(Source records)
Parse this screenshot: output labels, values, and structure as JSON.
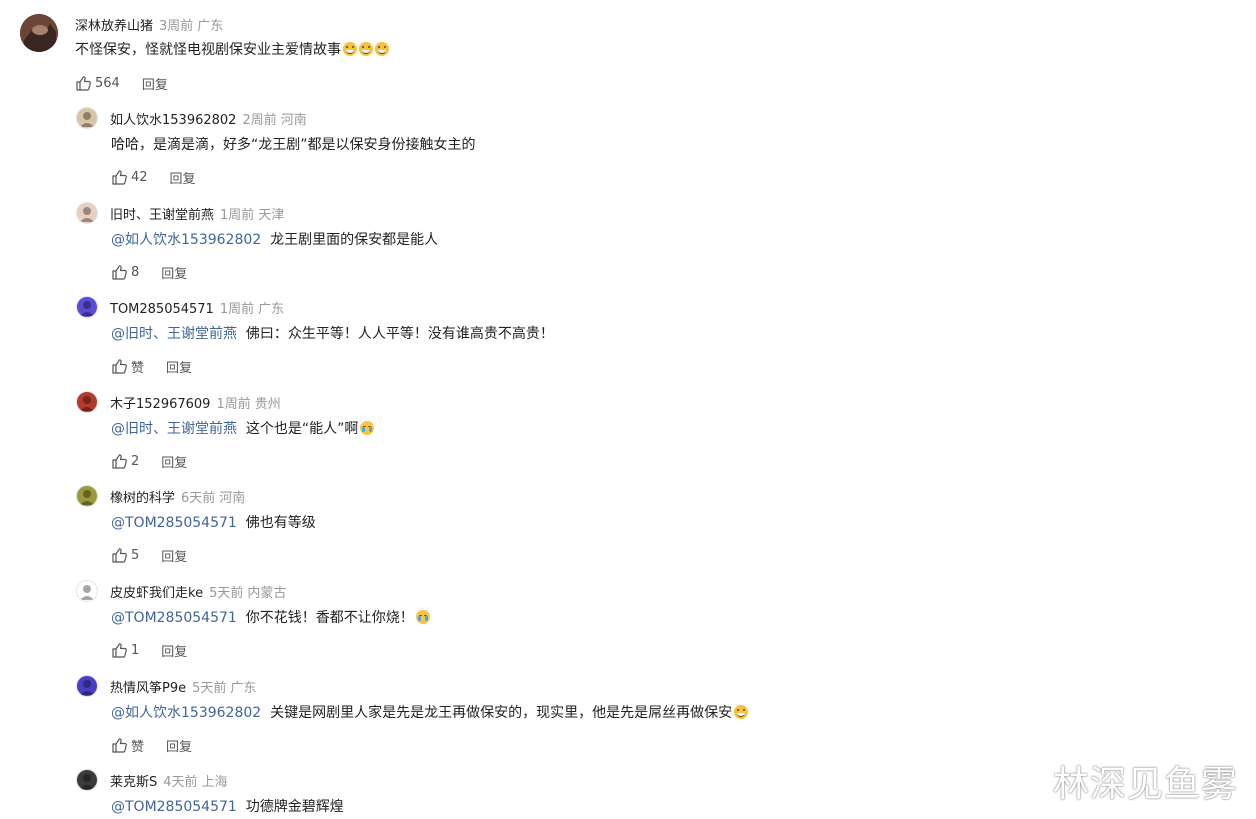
{
  "top_comment": {
    "username": "深林放养山猪",
    "time": "3周前",
    "location": "广东",
    "text": "不怪保安，怪就怪电视剧保安业主爱情故事",
    "likes": "564",
    "reply_label": "回复"
  },
  "replies": [
    {
      "username": "如人饮水153962802",
      "time": "2周前",
      "location": "河南",
      "mention": "",
      "text": "哈哈，是滴是滴，好多“龙王剧”都是以保安身份接触女主的",
      "likes": "42",
      "reply_label": "回复"
    },
    {
      "username": "旧时、王谢堂前燕",
      "time": "1周前",
      "location": "天津",
      "mention": "@如人饮水153962802",
      "text": "龙王剧里面的保安都是能人",
      "likes": "8",
      "reply_label": "回复"
    },
    {
      "username": "TOM285054571",
      "time": "1周前",
      "location": "广东",
      "mention": "@旧时、王谢堂前燕",
      "text": "佛曰：众生平等！人人平等！没有谁高贵不高贵！",
      "likes": "赞",
      "reply_label": "回复"
    },
    {
      "username": "木子152967609",
      "time": "1周前",
      "location": "贵州",
      "mention": "@旧时、王谢堂前燕",
      "text": "这个也是“能人”啊",
      "likes": "2",
      "reply_label": "回复"
    },
    {
      "username": "橡树的科学",
      "time": "6天前",
      "location": "河南",
      "mention": "@TOM285054571",
      "text": "佛也有等级",
      "likes": "5",
      "reply_label": "回复"
    },
    {
      "username": "皮皮虾我们走ke",
      "time": "5天前",
      "location": "内蒙古",
      "mention": "@TOM285054571",
      "text": "你不花钱！香都不让你烧！",
      "likes": "1",
      "reply_label": "回复"
    },
    {
      "username": "热情风筝P9e",
      "time": "5天前",
      "location": "广东",
      "mention": "@如人饮水153962802",
      "text": "关键是网剧里人家是先是龙王再做保安的，现实里，他是先是屌丝再做保安",
      "likes": "赞",
      "reply_label": "回复"
    },
    {
      "username": "莱克斯S",
      "time": "4天前",
      "location": "上海",
      "mention": "@TOM285054571",
      "text": "功德牌金碧辉煌",
      "likes": "",
      "reply_label": ""
    }
  ],
  "watermark": "林深见鱼雾",
  "colors": {
    "mention": "#406599",
    "meta": "#999999",
    "text": "#222222"
  }
}
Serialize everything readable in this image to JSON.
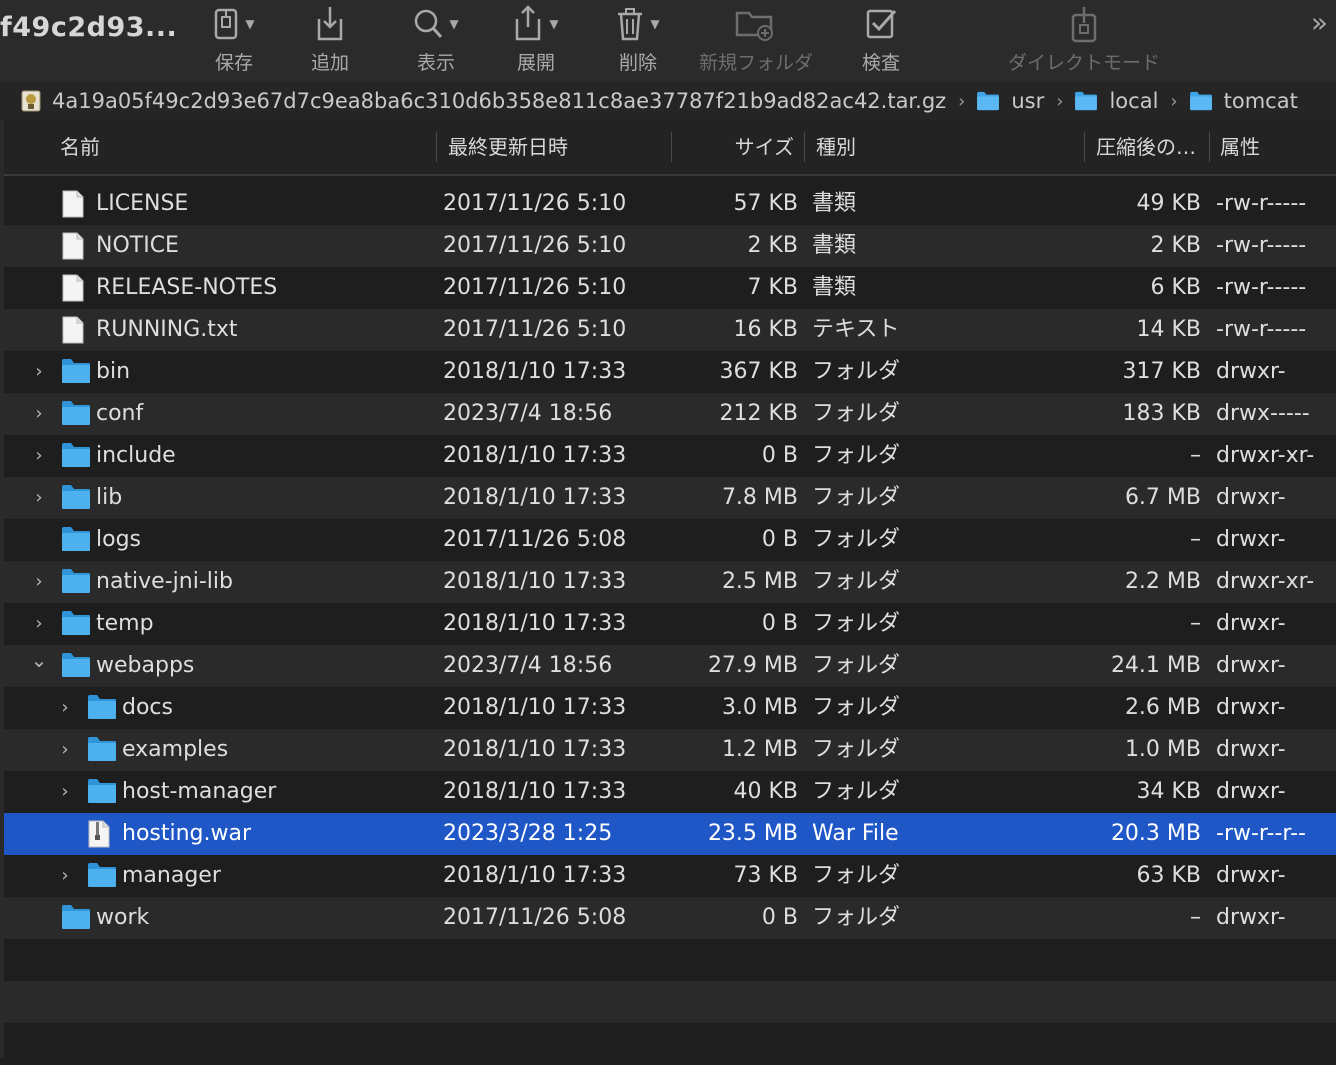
{
  "window": {
    "title": "f49c2d93..."
  },
  "toolbar": {
    "save": "保存",
    "add": "追加",
    "view": "表示",
    "extract": "展開",
    "delete": "削除",
    "new_folder": "新規フォルダ",
    "inspect": "検査",
    "direct_mode": "ダイレクトモード",
    "more": "»"
  },
  "path": {
    "archive": "4a19a05f49c2d93e67d7c9ea8ba6c310d6b358e811c8ae37787f21b9ad82ac42.tar.gz",
    "seg1": "usr",
    "seg2": "local",
    "seg3": "tomcat",
    "separator": "›"
  },
  "columns": {
    "name": "名前",
    "date": "最終更新日時",
    "size": "サイズ",
    "kind": "種別",
    "compressed": "圧縮後の…",
    "attributes": "属性"
  },
  "rows": [
    {
      "name": "LICENSE",
      "date": "2017/11/26 5:10",
      "size": "57 KB",
      "kind": "書類",
      "csize": "49 KB",
      "attr": "-rw-r-----",
      "type": "doc",
      "disclosure": ""
    },
    {
      "name": "NOTICE",
      "date": "2017/11/26 5:10",
      "size": "2 KB",
      "kind": "書類",
      "csize": "2 KB",
      "attr": "-rw-r-----",
      "type": "doc",
      "disclosure": ""
    },
    {
      "name": "RELEASE-NOTES",
      "date": "2017/11/26 5:10",
      "size": "7 KB",
      "kind": "書類",
      "csize": "6 KB",
      "attr": "-rw-r-----",
      "type": "doc",
      "disclosure": ""
    },
    {
      "name": "RUNNING.txt",
      "date": "2017/11/26 5:10",
      "size": "16 KB",
      "kind": "テキスト",
      "csize": "14 KB",
      "attr": "-rw-r-----",
      "type": "txt",
      "disclosure": ""
    },
    {
      "name": "bin",
      "date": "2018/1/10 17:33",
      "size": "367 KB",
      "kind": "フォルダ",
      "csize": "317 KB",
      "attr": "drwxr-",
      "type": "folder",
      "disclosure": "›"
    },
    {
      "name": "conf",
      "date": "2023/7/4 18:56",
      "size": "212 KB",
      "kind": "フォルダ",
      "csize": "183 KB",
      "attr": "drwx-----",
      "type": "folder",
      "disclosure": "›"
    },
    {
      "name": "include",
      "date": "2018/1/10 17:33",
      "size": "0 B",
      "kind": "フォルダ",
      "csize": "–",
      "attr": "drwxr-xr-",
      "type": "folder",
      "disclosure": "›"
    },
    {
      "name": "lib",
      "date": "2018/1/10 17:33",
      "size": "7.8 MB",
      "kind": "フォルダ",
      "csize": "6.7 MB",
      "attr": "drwxr-",
      "type": "folder",
      "disclosure": "›"
    },
    {
      "name": "logs",
      "date": "2017/11/26 5:08",
      "size": "0 B",
      "kind": "フォルダ",
      "csize": "–",
      "attr": "drwxr-",
      "type": "folder",
      "disclosure": ""
    },
    {
      "name": "native-jni-lib",
      "date": "2018/1/10 17:33",
      "size": "2.5 MB",
      "kind": "フォルダ",
      "csize": "2.2 MB",
      "attr": "drwxr-xr-",
      "type": "folder",
      "disclosure": "›"
    },
    {
      "name": "temp",
      "date": "2018/1/10 17:33",
      "size": "0 B",
      "kind": "フォルダ",
      "csize": "–",
      "attr": "drwxr-",
      "type": "folder",
      "disclosure": "›"
    },
    {
      "name": "webapps",
      "date": "2023/7/4 18:56",
      "size": "27.9 MB",
      "kind": "フォルダ",
      "csize": "24.1 MB",
      "attr": "drwxr-",
      "type": "folder",
      "disclosure": "⌄"
    },
    {
      "name": "docs",
      "date": "2018/1/10 17:33",
      "size": "3.0 MB",
      "kind": "フォルダ",
      "csize": "2.6 MB",
      "attr": "drwxr-",
      "type": "folder",
      "disclosure": "›",
      "indent": true
    },
    {
      "name": "examples",
      "date": "2018/1/10 17:33",
      "size": "1.2 MB",
      "kind": "フォルダ",
      "csize": "1.0 MB",
      "attr": "drwxr-",
      "type": "folder",
      "disclosure": "›",
      "indent": true
    },
    {
      "name": "host-manager",
      "date": "2018/1/10 17:33",
      "size": "40 KB",
      "kind": "フォルダ",
      "csize": "34 KB",
      "attr": "drwxr-",
      "type": "folder",
      "disclosure": "›",
      "indent": true
    },
    {
      "name": "hosting.war",
      "date": "2023/3/28 1:25",
      "size": "23.5 MB",
      "kind": "War File",
      "csize": "20.3 MB",
      "attr": "-rw-r--r--",
      "type": "war",
      "disclosure": "",
      "indent": true,
      "selected": true
    },
    {
      "name": "manager",
      "date": "2018/1/10 17:33",
      "size": "73 KB",
      "kind": "フォルダ",
      "csize": "63 KB",
      "attr": "drwxr-",
      "type": "folder",
      "disclosure": "›",
      "indent": true
    },
    {
      "name": "work",
      "date": "2017/11/26 5:08",
      "size": "0 B",
      "kind": "フォルダ",
      "csize": "–",
      "attr": "drwxr-",
      "type": "folder",
      "disclosure": ""
    }
  ],
  "colors": {
    "selection": "#2057c7",
    "folder": "#3ea6e8",
    "background": "#1e1e1e",
    "row_alt": "#2a2a2a"
  }
}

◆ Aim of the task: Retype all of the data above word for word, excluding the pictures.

◆ Result of this task:
Parse this screenshot: output labels, values, and structure as JSON.
{
  "top_comment": {
    "username": "深林放养山猪",
    "time": "3周前",
    "location": "广东",
    "text": "不怪保安，怪就怪电视剧保安业主爱情故事",
    "likes": "564",
    "reply_label": "回复"
  },
  "replies": [
    {
      "username": "如人饮水153962802",
      "time": "2周前",
      "location": "河南",
      "mention": "",
      "text": "哈哈，是滴是滴，好多“龙王剧”都是以保安身份接触女主的",
      "likes": "42",
      "reply_label": "回复"
    },
    {
      "username": "旧时、王谢堂前燕",
      "time": "1周前",
      "location": "天津",
      "mention": "@如人饮水153962802",
      "text": "龙王剧里面的保安都是能人",
      "likes": "8",
      "reply_label": "回复"
    },
    {
      "username": "TOM285054571",
      "time": "1周前",
      "location": "广东",
      "mention": "@旧时、王谢堂前燕",
      "text": "佛曰：众生平等！人人平等！没有谁高贵不高贵！",
      "likes": "赞",
      "reply_label": "回复"
    },
    {
      "username": "木子152967609",
      "time": "1周前",
      "location": "贵州",
      "mention": "@旧时、王谢堂前燕",
      "text": "这个也是“能人”啊",
      "likes": "2",
      "reply_label": "回复"
    },
    {
      "username": "橡树的科学",
      "time": "6天前",
      "location": "河南",
      "mention": "@TOM285054571",
      "text": "佛也有等级",
      "likes": "5",
      "reply_label": "回复"
    },
    {
      "username": "皮皮虾我们走ke",
      "time": "5天前",
      "location": "内蒙古",
      "mention": "@TOM285054571",
      "text": "你不花钱！香都不让你烧！",
      "likes": "1",
      "reply_label": "回复"
    },
    {
      "username": "热情风筝P9e",
      "time": "5天前",
      "location": "广东",
      "mention": "@如人饮水153962802",
      "text": "关键是网剧里人家是先是龙王再做保安的，现实里，他是先是屌丝再做保安",
      "likes": "赞",
      "reply_label": "回复"
    },
    {
      "username": "莱克斯S",
      "time": "4天前",
      "location": "上海",
      "mention": "@TOM285054571",
      "text": "功德牌金碧辉煌",
      "likes": "",
      "reply_label": ""
    }
  ],
  "watermark": "林深见鱼雾",
  "colors": {
    "mention": "#406599",
    "meta": "#999999",
    "text": "#222222"
  }
}
Serialize everything readable in this image to JSON.
{
  "window": {
    "title": "f49c2d93..."
  },
  "toolbar": {
    "save": "保存",
    "add": "追加",
    "view": "表示",
    "extract": "展開",
    "delete": "削除",
    "new_folder": "新規フォルダ",
    "inspect": "検査",
    "direct_mode": "ダイレクトモード",
    "more": "»"
  },
  "path": {
    "archive": "4a19a05f49c2d93e67d7c9ea8ba6c310d6b358e811c8ae37787f21b9ad82ac42.tar.gz",
    "seg1": "usr",
    "seg2": "local",
    "seg3": "tomcat",
    "separator": "›"
  },
  "columns": {
    "name": "名前",
    "date": "最終更新日時",
    "size": "サイズ",
    "kind": "種別",
    "compressed": "圧縮後の…",
    "attributes": "属性"
  },
  "rows": [
    {
      "name": "LICENSE",
      "date": "2017/11/26 5:10",
      "size": "57 KB",
      "kind": "書類",
      "csize": "49 KB",
      "attr": "-rw-r-----",
      "type": "doc",
      "disclosure": ""
    },
    {
      "name": "NOTICE",
      "date": "2017/11/26 5:10",
      "size": "2 KB",
      "kind": "書類",
      "csize": "2 KB",
      "attr": "-rw-r-----",
      "type": "doc",
      "disclosure": ""
    },
    {
      "name": "RELEASE-NOTES",
      "date": "2017/11/26 5:10",
      "size": "7 KB",
      "kind": "書類",
      "csize": "6 KB",
      "attr": "-rw-r-----",
      "type": "doc",
      "disclosure": ""
    },
    {
      "name": "RUNNING.txt",
      "date": "2017/11/26 5:10",
      "size": "16 KB",
      "kind": "テキスト",
      "csize": "14 KB",
      "attr": "-rw-r-----",
      "type": "txt",
      "disclosure": ""
    },
    {
      "name": "bin",
      "date": "2018/1/10 17:33",
      "size": "367 KB",
      "kind": "フォルダ",
      "csize": "317 KB",
      "attr": "drwxr-",
      "type": "folder",
      "disclosure": "›"
    },
    {
      "name": "conf",
      "date": "2023/7/4 18:56",
      "size": "212 KB",
      "kind": "フォルダ",
      "csize": "183 KB",
      "attr": "drwx-----",
      "type": "folder",
      "disclosure": "›"
    },
    {
      "name": "include",
      "date": "2018/1/10 17:33",
      "size": "0 B",
      "kind": "フォルダ",
      "csize": "–",
      "attr": "drwxr-xr-",
      "type": "folder",
      "disclosure": "›"
    },
    {
      "name": "lib",
      "date": "2018/1/10 17:33",
      "size": "7.8 MB",
      "kind": "フォルダ",
      "csize": "6.7 MB",
      "attr": "drwxr-",
      "type": "folder",
      "disclosure": "›"
    },
    {
      "name": "logs",
      "date": "2017/11/26 5:08",
      "size": "0 B",
      "kind": "フォルダ",
      "csize": "–",
      "attr": "drwxr-",
      "type": "folder",
      "disclosure": ""
    },
    {
      "name": "native-jni-lib",
      "date": "2018/1/10 17:33",
      "size": "2.5 MB",
      "kind": "フォルダ",
      "csize": "2.2 MB",
      "attr": "drwxr-xr-",
      "type": "folder",
      "disclosure": "›"
    },
    {
      "name": "temp",
      "date": "2018/1/10 17:33",
      "size": "0 B",
      "kind": "フォルダ",
      "csize": "–",
      "attr": "drwxr-",
      "type": "folder",
      "disclosure": "›"
    },
    {
      "name": "webapps",
      "date": "2023/7/4 18:56",
      "size": "27.9 MB",
      "kind": "フォルダ",
      "csize": "24.1 MB",
      "attr": "drwxr-",
      "type": "folder",
      "disclosure": "⌄"
    },
    {
      "name": "docs",
      "date": "2018/1/10 17:33",
      "size": "3.0 MB",
      "kind": "フォルダ",
      "csize": "2.6 MB",
      "attr": "drwxr-",
      "type": "folder",
      "disclosure": "›",
      "indent": true
    },
    {
      "name": "examples",
      "date": "2018/1/10 17:33",
      "size": "1.2 MB",
      "kind": "フォルダ",
      "csize": "1.0 MB",
      "attr": "drwxr-",
      "type": "folder",
      "disclosure": "›",
      "indent": true
    },
    {
      "name": "host-manager",
      "date": "2018/1/10 17:33",
      "size": "40 KB",
      "kind": "フォルダ",
      "csize": "34 KB",
      "attr": "drwxr-",
      "type": "folder",
      "disclosure": "›",
      "indent": true
    },
    {
      "name": "hosting.war",
      "date": "2023/3/28 1:25",
      "size": "23.5 MB",
      "kind": "War File",
      "csize": "20.3 MB",
      "attr": "-rw-r--r--",
      "type": "war",
      "disclosure": "",
      "indent": true,
      "selected": true
    },
    {
      "name": "manager",
      "date": "2018/1/10 17:33",
      "size": "73 KB",
      "kind": "フォルダ",
      "csize": "63 KB",
      "attr": "drwxr-",
      "type": "folder",
      "disclosure": "›",
      "indent": true
    },
    {
      "name": "work",
      "date": "2017/11/26 5:08",
      "size": "0 B",
      "kind": "フォルダ",
      "csize": "–",
      "attr": "drwxr-",
      "type": "folder",
      "disclosure": ""
    }
  ],
  "colors": {
    "selection": "#2057c7",
    "folder": "#3ea6e8",
    "background": "#1e1e1e",
    "row_alt": "#2a2a2a"
  }
}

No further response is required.